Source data
************

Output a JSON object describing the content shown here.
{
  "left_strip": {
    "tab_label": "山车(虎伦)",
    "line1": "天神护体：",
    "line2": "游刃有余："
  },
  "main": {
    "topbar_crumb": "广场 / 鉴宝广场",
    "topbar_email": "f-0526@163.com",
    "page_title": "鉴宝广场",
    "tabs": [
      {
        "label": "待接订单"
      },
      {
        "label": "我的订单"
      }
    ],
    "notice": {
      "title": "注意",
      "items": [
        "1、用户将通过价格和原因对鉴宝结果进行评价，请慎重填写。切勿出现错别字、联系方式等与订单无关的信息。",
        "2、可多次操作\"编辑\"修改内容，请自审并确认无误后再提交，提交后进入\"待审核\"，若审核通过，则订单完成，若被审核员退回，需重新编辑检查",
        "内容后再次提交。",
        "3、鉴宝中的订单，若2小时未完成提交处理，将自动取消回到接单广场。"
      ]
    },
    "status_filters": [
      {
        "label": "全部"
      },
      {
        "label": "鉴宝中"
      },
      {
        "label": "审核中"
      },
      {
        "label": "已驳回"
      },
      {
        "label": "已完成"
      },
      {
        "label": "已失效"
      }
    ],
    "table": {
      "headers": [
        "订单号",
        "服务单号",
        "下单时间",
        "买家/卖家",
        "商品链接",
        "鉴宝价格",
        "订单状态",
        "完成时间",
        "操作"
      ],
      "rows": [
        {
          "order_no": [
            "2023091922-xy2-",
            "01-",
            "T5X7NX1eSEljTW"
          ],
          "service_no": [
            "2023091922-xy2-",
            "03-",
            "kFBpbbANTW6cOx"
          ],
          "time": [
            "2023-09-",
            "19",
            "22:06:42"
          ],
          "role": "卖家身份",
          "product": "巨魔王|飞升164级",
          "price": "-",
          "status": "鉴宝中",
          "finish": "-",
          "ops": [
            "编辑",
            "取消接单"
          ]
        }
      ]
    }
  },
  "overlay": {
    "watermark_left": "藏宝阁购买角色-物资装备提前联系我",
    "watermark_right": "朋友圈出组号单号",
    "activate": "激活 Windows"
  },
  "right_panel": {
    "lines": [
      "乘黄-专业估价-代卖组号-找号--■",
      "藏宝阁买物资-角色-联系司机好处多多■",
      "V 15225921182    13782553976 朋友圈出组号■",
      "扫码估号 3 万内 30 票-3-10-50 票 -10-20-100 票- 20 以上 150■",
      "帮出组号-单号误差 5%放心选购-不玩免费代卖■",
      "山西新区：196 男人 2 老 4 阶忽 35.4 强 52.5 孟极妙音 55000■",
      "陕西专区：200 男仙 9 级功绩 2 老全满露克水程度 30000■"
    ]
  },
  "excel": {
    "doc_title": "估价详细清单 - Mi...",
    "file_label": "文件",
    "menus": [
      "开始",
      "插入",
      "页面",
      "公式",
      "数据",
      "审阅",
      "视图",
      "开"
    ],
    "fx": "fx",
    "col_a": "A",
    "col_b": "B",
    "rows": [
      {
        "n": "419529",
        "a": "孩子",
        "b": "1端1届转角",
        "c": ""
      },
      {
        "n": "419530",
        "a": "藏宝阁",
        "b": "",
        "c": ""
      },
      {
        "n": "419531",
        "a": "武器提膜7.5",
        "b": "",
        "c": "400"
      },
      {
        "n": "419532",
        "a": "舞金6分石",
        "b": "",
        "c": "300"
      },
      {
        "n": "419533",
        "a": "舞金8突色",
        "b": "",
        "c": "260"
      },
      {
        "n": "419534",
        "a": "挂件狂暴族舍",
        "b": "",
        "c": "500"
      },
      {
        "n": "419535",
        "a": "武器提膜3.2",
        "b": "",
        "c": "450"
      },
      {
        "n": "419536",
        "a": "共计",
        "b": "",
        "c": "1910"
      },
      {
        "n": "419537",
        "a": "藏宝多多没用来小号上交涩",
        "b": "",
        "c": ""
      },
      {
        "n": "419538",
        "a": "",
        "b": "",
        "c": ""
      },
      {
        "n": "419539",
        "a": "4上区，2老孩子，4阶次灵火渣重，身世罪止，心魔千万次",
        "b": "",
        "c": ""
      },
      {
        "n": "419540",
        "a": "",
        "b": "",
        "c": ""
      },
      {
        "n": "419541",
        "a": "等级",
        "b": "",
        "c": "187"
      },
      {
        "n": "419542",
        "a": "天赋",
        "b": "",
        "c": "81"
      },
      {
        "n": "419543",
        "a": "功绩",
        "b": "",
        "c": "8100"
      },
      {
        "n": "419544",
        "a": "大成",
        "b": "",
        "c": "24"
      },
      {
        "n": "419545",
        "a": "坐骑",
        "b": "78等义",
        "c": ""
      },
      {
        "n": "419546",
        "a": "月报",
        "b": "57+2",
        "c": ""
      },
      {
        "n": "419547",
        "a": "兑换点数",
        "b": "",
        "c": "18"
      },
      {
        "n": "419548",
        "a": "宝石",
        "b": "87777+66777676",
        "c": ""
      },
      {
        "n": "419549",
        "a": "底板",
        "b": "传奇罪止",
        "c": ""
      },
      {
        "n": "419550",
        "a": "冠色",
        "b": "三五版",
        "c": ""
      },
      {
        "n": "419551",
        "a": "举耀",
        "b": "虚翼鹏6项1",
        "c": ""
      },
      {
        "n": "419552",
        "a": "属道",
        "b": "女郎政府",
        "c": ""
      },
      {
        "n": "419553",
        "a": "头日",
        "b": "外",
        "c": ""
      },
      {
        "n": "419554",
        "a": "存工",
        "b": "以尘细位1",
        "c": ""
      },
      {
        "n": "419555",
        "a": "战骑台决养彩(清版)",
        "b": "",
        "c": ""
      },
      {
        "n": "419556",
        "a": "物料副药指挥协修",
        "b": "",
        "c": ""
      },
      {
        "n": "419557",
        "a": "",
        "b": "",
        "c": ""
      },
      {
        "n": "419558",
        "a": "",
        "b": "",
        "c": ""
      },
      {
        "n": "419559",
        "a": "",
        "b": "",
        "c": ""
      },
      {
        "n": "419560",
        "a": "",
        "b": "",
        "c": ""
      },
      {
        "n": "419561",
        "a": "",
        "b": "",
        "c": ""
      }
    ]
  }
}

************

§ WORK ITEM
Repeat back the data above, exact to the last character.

§ RESULT OF THIS EXERCISE
Output a JSON object describing the content shown here.
{
  "left_strip": {
    "tab_label": "山车(虎伦)",
    "line1": "天神护体：",
    "line2": "游刃有余："
  },
  "main": {
    "topbar_crumb": "广场 / 鉴宝广场",
    "topbar_email": "f-0526@163.com",
    "page_title": "鉴宝广场",
    "tabs": [
      {
        "label": "待接订单"
      },
      {
        "label": "我的订单"
      }
    ],
    "notice": {
      "title": "注意",
      "items": [
        "1、用户将通过价格和原因对鉴宝结果进行评价，请慎重填写。切勿出现错别字、联系方式等与订单无关的信息。",
        "2、可多次操作\"编辑\"修改内容，请自审并确认无误后再提交，提交后进入\"待审核\"，若审核通过，则订单完成，若被审核员退回，需重新编辑检查",
        "内容后再次提交。",
        "3、鉴宝中的订单，若2小时未完成提交处理，将自动取消回到接单广场。"
      ]
    },
    "status_filters": [
      {
        "label": "全部"
      },
      {
        "label": "鉴宝中"
      },
      {
        "label": "审核中"
      },
      {
        "label": "已驳回"
      },
      {
        "label": "已完成"
      },
      {
        "label": "已失效"
      }
    ],
    "table": {
      "headers": [
        "订单号",
        "服务单号",
        "下单时间",
        "买家/卖家",
        "商品链接",
        "鉴宝价格",
        "订单状态",
        "完成时间",
        "操作"
      ],
      "rows": [
        {
          "order_no": [
            "2023091922-xy2-",
            "01-",
            "T5X7NX1eSEljTW"
          ],
          "service_no": [
            "2023091922-xy2-",
            "03-",
            "kFBpbbANTW6cOx"
          ],
          "time": [
            "2023-09-",
            "19",
            "22:06:42"
          ],
          "role": "卖家身份",
          "product": "巨魔王|飞升164级",
          "price": "-",
          "status": "鉴宝中",
          "finish": "-",
          "ops": [
            "编辑",
            "取消接单"
          ]
        }
      ]
    }
  },
  "overlay": {
    "watermark_left": "藏宝阁购买角色-物资装备提前联系我",
    "watermark_right": "朋友圈出组号单号",
    "activate": "激活 Windows"
  },
  "right_panel": {
    "lines": [
      "乘黄-专业估价-代卖组号-找号--■",
      "藏宝阁买物资-角色-联系司机好处多多■",
      "V 15225921182    13782553976 朋友圈出组号■",
      "扫码估号 3 万内 30 票-3-10-50 票 -10-20-100 票- 20 以上 150■",
      "帮出组号-单号误差 5%放心选购-不玩免费代卖■",
      "山西新区：196 男人 2 老 4 阶忽 35.4 强 52.5 孟极妙音 55000■",
      "陕西专区：200 男仙 9 级功绩 2 老全满露克水程度 30000■"
    ]
  },
  "excel": {
    "doc_title": "估价详细清单 - Mi...",
    "file_label": "文件",
    "menus": [
      "开始",
      "插入",
      "页面",
      "公式",
      "数据",
      "审阅",
      "视图",
      "开"
    ],
    "fx": "fx",
    "col_a": "A",
    "col_b": "B",
    "rows": [
      {
        "n": "419529",
        "a": "孩子",
        "b": "1端1届转角",
        "c": ""
      },
      {
        "n": "419530",
        "a": "藏宝阁",
        "b": "",
        "c": ""
      },
      {
        "n": "419531",
        "a": "武器提膜7.5",
        "b": "",
        "c": "400"
      },
      {
        "n": "419532",
        "a": "舞金6分石",
        "b": "",
        "c": "300"
      },
      {
        "n": "419533",
        "a": "舞金8突色",
        "b": "",
        "c": "260"
      },
      {
        "n": "419534",
        "a": "挂件狂暴族舍",
        "b": "",
        "c": "500"
      },
      {
        "n": "419535",
        "a": "武器提膜3.2",
        "b": "",
        "c": "450"
      },
      {
        "n": "419536",
        "a": "共计",
        "b": "",
        "c": "1910"
      },
      {
        "n": "419537",
        "a": "藏宝多多没用来小号上交涩",
        "b": "",
        "c": ""
      },
      {
        "n": "419538",
        "a": "",
        "b": "",
        "c": ""
      },
      {
        "n": "419539",
        "a": "4上区，2老孩子，4阶次灵火渣重，身世罪止，心魔千万次",
        "b": "",
        "c": ""
      },
      {
        "n": "419540",
        "a": "",
        "b": "",
        "c": ""
      },
      {
        "n": "419541",
        "a": "等级",
        "b": "",
        "c": "187"
      },
      {
        "n": "419542",
        "a": "天赋",
        "b": "",
        "c": "81"
      },
      {
        "n": "419543",
        "a": "功绩",
        "b": "",
        "c": "8100"
      },
      {
        "n": "419544",
        "a": "大成",
        "b": "",
        "c": "24"
      },
      {
        "n": "419545",
        "a": "坐骑",
        "b": "78等义",
        "c": ""
      },
      {
        "n": "419546",
        "a": "月报",
        "b": "57+2",
        "c": ""
      },
      {
        "n": "419547",
        "a": "兑换点数",
        "b": "",
        "c": "18"
      },
      {
        "n": "419548",
        "a": "宝石",
        "b": "87777+66777676",
        "c": ""
      },
      {
        "n": "419549",
        "a": "底板",
        "b": "传奇罪止",
        "c": ""
      },
      {
        "n": "419550",
        "a": "冠色",
        "b": "三五版",
        "c": ""
      },
      {
        "n": "419551",
        "a": "举耀",
        "b": "虚翼鹏6项1",
        "c": ""
      },
      {
        "n": "419552",
        "a": "属道",
        "b": "女郎政府",
        "c": ""
      },
      {
        "n": "419553",
        "a": "头日",
        "b": "外",
        "c": ""
      },
      {
        "n": "419554",
        "a": "存工",
        "b": "以尘细位1",
        "c": ""
      },
      {
        "n": "419555",
        "a": "战骑台决养彩(清版)",
        "b": "",
        "c": ""
      },
      {
        "n": "419556",
        "a": "物料副药指挥协修",
        "b": "",
        "c": ""
      },
      {
        "n": "419557",
        "a": "",
        "b": "",
        "c": ""
      },
      {
        "n": "419558",
        "a": "",
        "b": "",
        "c": ""
      },
      {
        "n": "419559",
        "a": "",
        "b": "",
        "c": ""
      },
      {
        "n": "419560",
        "a": "",
        "b": "",
        "c": ""
      },
      {
        "n": "419561",
        "a": "",
        "b": "",
        "c": ""
      }
    ]
  }
}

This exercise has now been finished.